"""

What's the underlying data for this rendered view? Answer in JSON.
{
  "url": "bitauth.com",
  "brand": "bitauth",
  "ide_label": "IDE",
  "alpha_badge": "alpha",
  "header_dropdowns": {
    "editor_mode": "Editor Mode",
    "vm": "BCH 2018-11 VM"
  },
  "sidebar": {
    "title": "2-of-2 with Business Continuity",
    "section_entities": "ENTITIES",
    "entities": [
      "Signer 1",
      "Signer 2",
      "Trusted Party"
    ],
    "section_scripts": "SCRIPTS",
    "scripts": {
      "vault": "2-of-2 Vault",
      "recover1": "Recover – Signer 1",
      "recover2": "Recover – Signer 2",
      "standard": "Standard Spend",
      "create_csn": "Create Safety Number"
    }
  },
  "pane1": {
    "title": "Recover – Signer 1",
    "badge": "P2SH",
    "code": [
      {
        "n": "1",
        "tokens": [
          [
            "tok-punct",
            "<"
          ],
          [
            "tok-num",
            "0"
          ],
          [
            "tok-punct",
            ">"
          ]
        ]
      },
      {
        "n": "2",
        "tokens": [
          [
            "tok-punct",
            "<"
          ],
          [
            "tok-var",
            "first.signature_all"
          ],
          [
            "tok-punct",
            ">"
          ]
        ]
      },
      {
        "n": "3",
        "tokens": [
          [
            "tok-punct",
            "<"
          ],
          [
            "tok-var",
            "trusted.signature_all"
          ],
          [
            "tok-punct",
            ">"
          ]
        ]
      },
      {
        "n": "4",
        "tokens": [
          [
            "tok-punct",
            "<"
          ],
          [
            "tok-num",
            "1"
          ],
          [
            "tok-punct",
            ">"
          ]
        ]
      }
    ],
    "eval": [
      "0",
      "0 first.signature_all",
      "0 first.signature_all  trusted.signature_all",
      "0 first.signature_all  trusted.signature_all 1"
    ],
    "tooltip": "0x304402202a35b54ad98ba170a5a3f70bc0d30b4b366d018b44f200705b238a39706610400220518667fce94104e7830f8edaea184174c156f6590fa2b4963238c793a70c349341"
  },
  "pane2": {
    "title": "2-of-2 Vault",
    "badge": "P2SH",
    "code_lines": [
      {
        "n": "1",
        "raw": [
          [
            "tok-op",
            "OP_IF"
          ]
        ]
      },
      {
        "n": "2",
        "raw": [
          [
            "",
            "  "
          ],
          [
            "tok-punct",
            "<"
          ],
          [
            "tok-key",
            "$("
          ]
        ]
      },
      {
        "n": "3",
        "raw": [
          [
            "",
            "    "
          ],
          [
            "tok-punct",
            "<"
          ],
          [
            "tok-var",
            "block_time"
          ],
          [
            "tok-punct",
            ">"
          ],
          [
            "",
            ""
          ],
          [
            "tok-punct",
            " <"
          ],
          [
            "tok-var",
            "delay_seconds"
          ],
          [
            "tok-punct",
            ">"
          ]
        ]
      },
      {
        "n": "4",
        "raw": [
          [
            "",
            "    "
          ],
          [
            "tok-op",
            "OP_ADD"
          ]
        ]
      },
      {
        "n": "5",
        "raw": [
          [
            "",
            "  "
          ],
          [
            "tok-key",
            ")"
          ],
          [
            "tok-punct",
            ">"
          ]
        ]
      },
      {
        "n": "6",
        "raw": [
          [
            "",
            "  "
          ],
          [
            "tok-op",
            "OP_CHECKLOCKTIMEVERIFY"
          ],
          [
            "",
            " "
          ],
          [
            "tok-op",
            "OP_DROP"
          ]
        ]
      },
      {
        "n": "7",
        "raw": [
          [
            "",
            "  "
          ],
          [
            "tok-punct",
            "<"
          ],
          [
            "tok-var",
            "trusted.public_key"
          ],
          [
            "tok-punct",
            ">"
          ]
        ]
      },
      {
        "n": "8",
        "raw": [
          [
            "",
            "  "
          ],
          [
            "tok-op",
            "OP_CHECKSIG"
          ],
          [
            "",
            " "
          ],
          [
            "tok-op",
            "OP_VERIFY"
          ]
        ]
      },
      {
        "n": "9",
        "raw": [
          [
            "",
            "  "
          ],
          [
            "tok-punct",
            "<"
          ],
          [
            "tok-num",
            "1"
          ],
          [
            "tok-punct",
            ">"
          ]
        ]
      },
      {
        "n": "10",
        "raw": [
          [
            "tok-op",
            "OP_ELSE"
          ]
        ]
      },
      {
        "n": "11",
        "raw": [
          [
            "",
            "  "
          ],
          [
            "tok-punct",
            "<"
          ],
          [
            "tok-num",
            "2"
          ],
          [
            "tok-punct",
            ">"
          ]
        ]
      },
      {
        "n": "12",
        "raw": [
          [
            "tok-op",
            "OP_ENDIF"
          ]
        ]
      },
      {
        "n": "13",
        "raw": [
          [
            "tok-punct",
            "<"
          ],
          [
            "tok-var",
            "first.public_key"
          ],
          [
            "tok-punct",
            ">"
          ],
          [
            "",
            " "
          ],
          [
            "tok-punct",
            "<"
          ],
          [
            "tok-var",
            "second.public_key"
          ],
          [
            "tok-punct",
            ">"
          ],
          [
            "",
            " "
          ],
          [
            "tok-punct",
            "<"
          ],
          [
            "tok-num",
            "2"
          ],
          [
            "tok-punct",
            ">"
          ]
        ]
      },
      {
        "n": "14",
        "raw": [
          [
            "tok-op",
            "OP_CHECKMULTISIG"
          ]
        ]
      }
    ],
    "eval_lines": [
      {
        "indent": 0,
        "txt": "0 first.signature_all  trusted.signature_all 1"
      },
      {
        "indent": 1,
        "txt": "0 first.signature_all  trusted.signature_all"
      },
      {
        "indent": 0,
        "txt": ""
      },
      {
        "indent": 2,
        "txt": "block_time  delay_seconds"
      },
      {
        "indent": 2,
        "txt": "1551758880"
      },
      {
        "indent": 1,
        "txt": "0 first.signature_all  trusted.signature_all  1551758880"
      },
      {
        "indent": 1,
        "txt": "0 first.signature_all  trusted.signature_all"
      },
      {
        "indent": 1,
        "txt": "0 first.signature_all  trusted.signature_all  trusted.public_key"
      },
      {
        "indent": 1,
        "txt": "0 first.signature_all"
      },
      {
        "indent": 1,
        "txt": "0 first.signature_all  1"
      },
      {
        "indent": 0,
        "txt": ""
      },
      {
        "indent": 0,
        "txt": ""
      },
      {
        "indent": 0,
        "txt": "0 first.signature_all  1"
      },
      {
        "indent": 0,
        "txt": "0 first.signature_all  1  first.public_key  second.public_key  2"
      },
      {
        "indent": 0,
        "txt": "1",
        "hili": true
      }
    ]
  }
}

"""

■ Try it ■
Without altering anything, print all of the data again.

■ Output of the task ■
What's the underlying data for this rendered view? Answer in JSON.
{
  "url": "bitauth.com",
  "brand": "bitauth",
  "ide_label": "IDE",
  "alpha_badge": "alpha",
  "header_dropdowns": {
    "editor_mode": "Editor Mode",
    "vm": "BCH 2018-11 VM"
  },
  "sidebar": {
    "title": "2-of-2 with Business Continuity",
    "section_entities": "ENTITIES",
    "entities": [
      "Signer 1",
      "Signer 2",
      "Trusted Party"
    ],
    "section_scripts": "SCRIPTS",
    "scripts": {
      "vault": "2-of-2 Vault",
      "recover1": "Recover – Signer 1",
      "recover2": "Recover – Signer 2",
      "standard": "Standard Spend",
      "create_csn": "Create Safety Number"
    }
  },
  "pane1": {
    "title": "Recover – Signer 1",
    "badge": "P2SH",
    "code": [
      {
        "n": "1",
        "tokens": [
          [
            "tok-punct",
            "<"
          ],
          [
            "tok-num",
            "0"
          ],
          [
            "tok-punct",
            ">"
          ]
        ]
      },
      {
        "n": "2",
        "tokens": [
          [
            "tok-punct",
            "<"
          ],
          [
            "tok-var",
            "first.signature_all"
          ],
          [
            "tok-punct",
            ">"
          ]
        ]
      },
      {
        "n": "3",
        "tokens": [
          [
            "tok-punct",
            "<"
          ],
          [
            "tok-var",
            "trusted.signature_all"
          ],
          [
            "tok-punct",
            ">"
          ]
        ]
      },
      {
        "n": "4",
        "tokens": [
          [
            "tok-punct",
            "<"
          ],
          [
            "tok-num",
            "1"
          ],
          [
            "tok-punct",
            ">"
          ]
        ]
      }
    ],
    "eval": [
      "0",
      "0 first.signature_all",
      "0 first.signature_all  trusted.signature_all",
      "0 first.signature_all  trusted.signature_all 1"
    ],
    "tooltip": "0x304402202a35b54ad98ba170a5a3f70bc0d30b4b366d018b44f200705b238a39706610400220518667fce94104e7830f8edaea184174c156f6590fa2b4963238c793a70c349341"
  },
  "pane2": {
    "title": "2-of-2 Vault",
    "badge": "P2SH",
    "code_lines": [
      {
        "n": "1",
        "raw": [
          [
            "tok-op",
            "OP_IF"
          ]
        ]
      },
      {
        "n": "2",
        "raw": [
          [
            "",
            "  "
          ],
          [
            "tok-punct",
            "<"
          ],
          [
            "tok-key",
            "$("
          ]
        ]
      },
      {
        "n": "3",
        "raw": [
          [
            "",
            "    "
          ],
          [
            "tok-punct",
            "<"
          ],
          [
            "tok-var",
            "block_time"
          ],
          [
            "tok-punct",
            ">"
          ],
          [
            "",
            ""
          ],
          [
            "tok-punct",
            " <"
          ],
          [
            "tok-var",
            "delay_seconds"
          ],
          [
            "tok-punct",
            ">"
          ]
        ]
      },
      {
        "n": "4",
        "raw": [
          [
            "",
            "    "
          ],
          [
            "tok-op",
            "OP_ADD"
          ]
        ]
      },
      {
        "n": "5",
        "raw": [
          [
            "",
            "  "
          ],
          [
            "tok-key",
            ")"
          ],
          [
            "tok-punct",
            ">"
          ]
        ]
      },
      {
        "n": "6",
        "raw": [
          [
            "",
            "  "
          ],
          [
            "tok-op",
            "OP_CHECKLOCKTIMEVERIFY"
          ],
          [
            "",
            " "
          ],
          [
            "tok-op",
            "OP_DROP"
          ]
        ]
      },
      {
        "n": "7",
        "raw": [
          [
            "",
            "  "
          ],
          [
            "tok-punct",
            "<"
          ],
          [
            "tok-var",
            "trusted.public_key"
          ],
          [
            "tok-punct",
            ">"
          ]
        ]
      },
      {
        "n": "8",
        "raw": [
          [
            "",
            "  "
          ],
          [
            "tok-op",
            "OP_CHECKSIG"
          ],
          [
            "",
            " "
          ],
          [
            "tok-op",
            "OP_VERIFY"
          ]
        ]
      },
      {
        "n": "9",
        "raw": [
          [
            "",
            "  "
          ],
          [
            "tok-punct",
            "<"
          ],
          [
            "tok-num",
            "1"
          ],
          [
            "tok-punct",
            ">"
          ]
        ]
      },
      {
        "n": "10",
        "raw": [
          [
            "tok-op",
            "OP_ELSE"
          ]
        ]
      },
      {
        "n": "11",
        "raw": [
          [
            "",
            "  "
          ],
          [
            "tok-punct",
            "<"
          ],
          [
            "tok-num",
            "2"
          ],
          [
            "tok-punct",
            ">"
          ]
        ]
      },
      {
        "n": "12",
        "raw": [
          [
            "tok-op",
            "OP_ENDIF"
          ]
        ]
      },
      {
        "n": "13",
        "raw": [
          [
            "tok-punct",
            "<"
          ],
          [
            "tok-var",
            "first.public_key"
          ],
          [
            "tok-punct",
            ">"
          ],
          [
            "",
            " "
          ],
          [
            "tok-punct",
            "<"
          ],
          [
            "tok-var",
            "second.public_key"
          ],
          [
            "tok-punct",
            ">"
          ],
          [
            "",
            " "
          ],
          [
            "tok-punct",
            "<"
          ],
          [
            "tok-num",
            "2"
          ],
          [
            "tok-punct",
            ">"
          ]
        ]
      },
      {
        "n": "14",
        "raw": [
          [
            "tok-op",
            "OP_CHECKMULTISIG"
          ]
        ]
      }
    ],
    "eval_lines": [
      {
        "indent": 0,
        "txt": "0 first.signature_all  trusted.signature_all 1"
      },
      {
        "indent": 1,
        "txt": "0 first.signature_all  trusted.signature_all"
      },
      {
        "indent": 0,
        "txt": ""
      },
      {
        "indent": 2,
        "txt": "block_time  delay_seconds"
      },
      {
        "indent": 2,
        "txt": "1551758880"
      },
      {
        "indent": 1,
        "txt": "0 first.signature_all  trusted.signature_all  1551758880"
      },
      {
        "indent": 1,
        "txt": "0 first.signature_all  trusted.signature_all"
      },
      {
        "indent": 1,
        "txt": "0 first.signature_all  trusted.signature_all  trusted.public_key"
      },
      {
        "indent": 1,
        "txt": "0 first.signature_all"
      },
      {
        "indent": 1,
        "txt": "0 first.signature_all  1"
      },
      {
        "indent": 0,
        "txt": ""
      },
      {
        "indent": 0,
        "txt": ""
      },
      {
        "indent": 0,
        "txt": "0 first.signature_all  1"
      },
      {
        "indent": 0,
        "txt": "0 first.signature_all  1  first.public_key  second.public_key  2"
      },
      {
        "indent": 0,
        "txt": "1",
        "hili": true
      }
    ]
  }
}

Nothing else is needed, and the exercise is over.